Stress the importance of the following points during the demonstration:

- Use fine clean sand and clean water.

- Mix the dry ingredients well before adding water.

- The standard mix is one part cement to two parts sand (by volume).

- If cost factors dictate, a one to two and a half or a one to three mix may be used.

- Increasing the proportion of cement in the mix makes it more workable, but can lead to shrinkage cracks.

- The dryer the mix, the stronger it will be, providing it has enough water to be workable. The mix must have enough workability to allow it to hold together when squeezed and bond to the reinforcing wire. However, it should be dry to the pinch. In order words, when the mix is pinched, water does not separate out. During construction, a process of trial and error usually leads to a satisfactory mix.

- To apply mortar by hand, scoop up a handful and smear it across the wall using the palm and heel of the hand. Smear with strong even pressure over an area taking care not to overwork the mortar by rubbing repeatedly back and forth.

- To apply mortar with tools, a hawk is held close to the wall and a trowel or float used to scoop mortar from the hawk and smear it up the wall. Again, strong even pressure should be used to apply the mortar and care should be taken not to overwork the mortar moving the tool repeatedly back and forth over the area. Overworking tends to bring the water to the surface and cause the mortar to slump off.

- Generally, two coats of mortar are applied to the outside of the tank and two coats to the inside.
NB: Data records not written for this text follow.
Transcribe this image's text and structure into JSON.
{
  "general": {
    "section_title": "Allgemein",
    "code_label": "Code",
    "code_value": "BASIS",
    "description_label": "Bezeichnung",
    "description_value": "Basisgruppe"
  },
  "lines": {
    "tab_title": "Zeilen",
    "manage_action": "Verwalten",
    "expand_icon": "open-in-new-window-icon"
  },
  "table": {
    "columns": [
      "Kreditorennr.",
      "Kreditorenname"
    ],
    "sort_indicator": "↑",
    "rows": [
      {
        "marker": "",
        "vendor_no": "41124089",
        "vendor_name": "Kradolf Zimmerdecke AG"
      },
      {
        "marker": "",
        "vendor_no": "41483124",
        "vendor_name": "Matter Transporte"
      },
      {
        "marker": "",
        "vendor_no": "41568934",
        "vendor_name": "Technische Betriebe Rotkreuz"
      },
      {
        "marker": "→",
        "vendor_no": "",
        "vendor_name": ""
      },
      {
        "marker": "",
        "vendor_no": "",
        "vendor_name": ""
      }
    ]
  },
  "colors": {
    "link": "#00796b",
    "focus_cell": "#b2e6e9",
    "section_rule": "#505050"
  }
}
A light third coat may be applied to the outside to provide a smooth finish and a cement slurry brushed on to the inside to provide a water tight seal.
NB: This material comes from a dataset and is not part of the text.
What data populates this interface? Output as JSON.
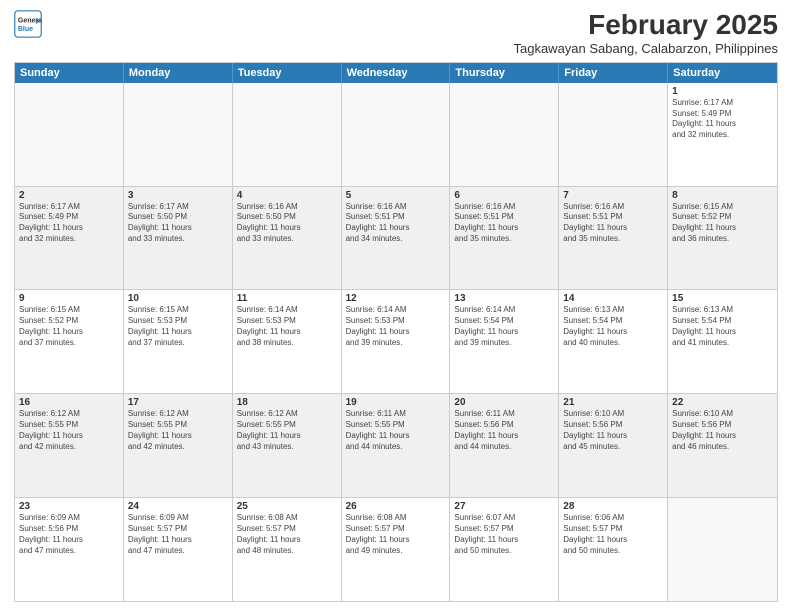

- A coat of mortar should be allowed to set up before another coat is applied. However, the first layer should still be green, in other words not completely hardened, when the second layer is applied. This will provide a good seal between layers.

Step 4

10 minutes


Lecturette on proper curing procedures

Trainer Note

Point out that proper curing procedures are essential. Fresh plaster coats must be covered as soon as they have set. Wet burlap sacks, straw, leaves, or plastic can be used. Emphasize that exposure to direct sunlight, wind, or water will adversely affect the final strength and durability. If the mortar loses moisture too quickly, shrinkage cracks will appear. A curing schedule must be set up and strictly followed. It should consist of regular wettings of the tank wall and floor for a couple of days. Then, two or three feet of water can be put in the tank until a week or so has passed. Lastly, the tank can be slowly filled over a few days period.

Step 5

20 minutes


Lecturette on the need for reinforcement in ferrocement water tanks.

Trainer Note

Wire mesh reinforces the mortar by distributing the stress load. It helps prevent the concentration of stress loads in areas of weakness. Tanks are subject to two primary forces: shear stress and hoop stress. Therefore, additional reinforcement is necessary.

Shear stress is greatest at the joint where the foundation meets the walls. It is a result of the stress caused by the weight of the water and the walls. In small tanks, shear stress is handled by making foundation reinforcement or mesh continuous with the wall reinforcement. This distributes the pressure evenly.

Hoop stress occurs in the walls of the tank. It is a result of that pressure being distributed throughout the tank by the use of reinforcement at the joint between the foundation and walls. It is handled by wrapping heavy hoop wire, in a continuous strand, around the tank. Because the pressure is greater at the bottom, more strands are needed there. As you move up the tank, the pressure decreases and less wire is necessary. It is a good ides to wrap a few strands of wire at the top however, in order to support a tank lid.

It is important that the trainees understand these concepts. Use the diagrams on pages 29 through 31 of the Watt book to illustrate the points made.

Step 6

35 minutes


Present the building sequence of a ferrocement water tank project.

Trainer Note

Use this time to explain each step in the process. The steps should include: site selection and preparation, foundation, formwork, reinforcement, plastering, finishing, and curing. Answer all questions the trainees may have.

Step 7

5 minutes


Review the objectives and conclude the session.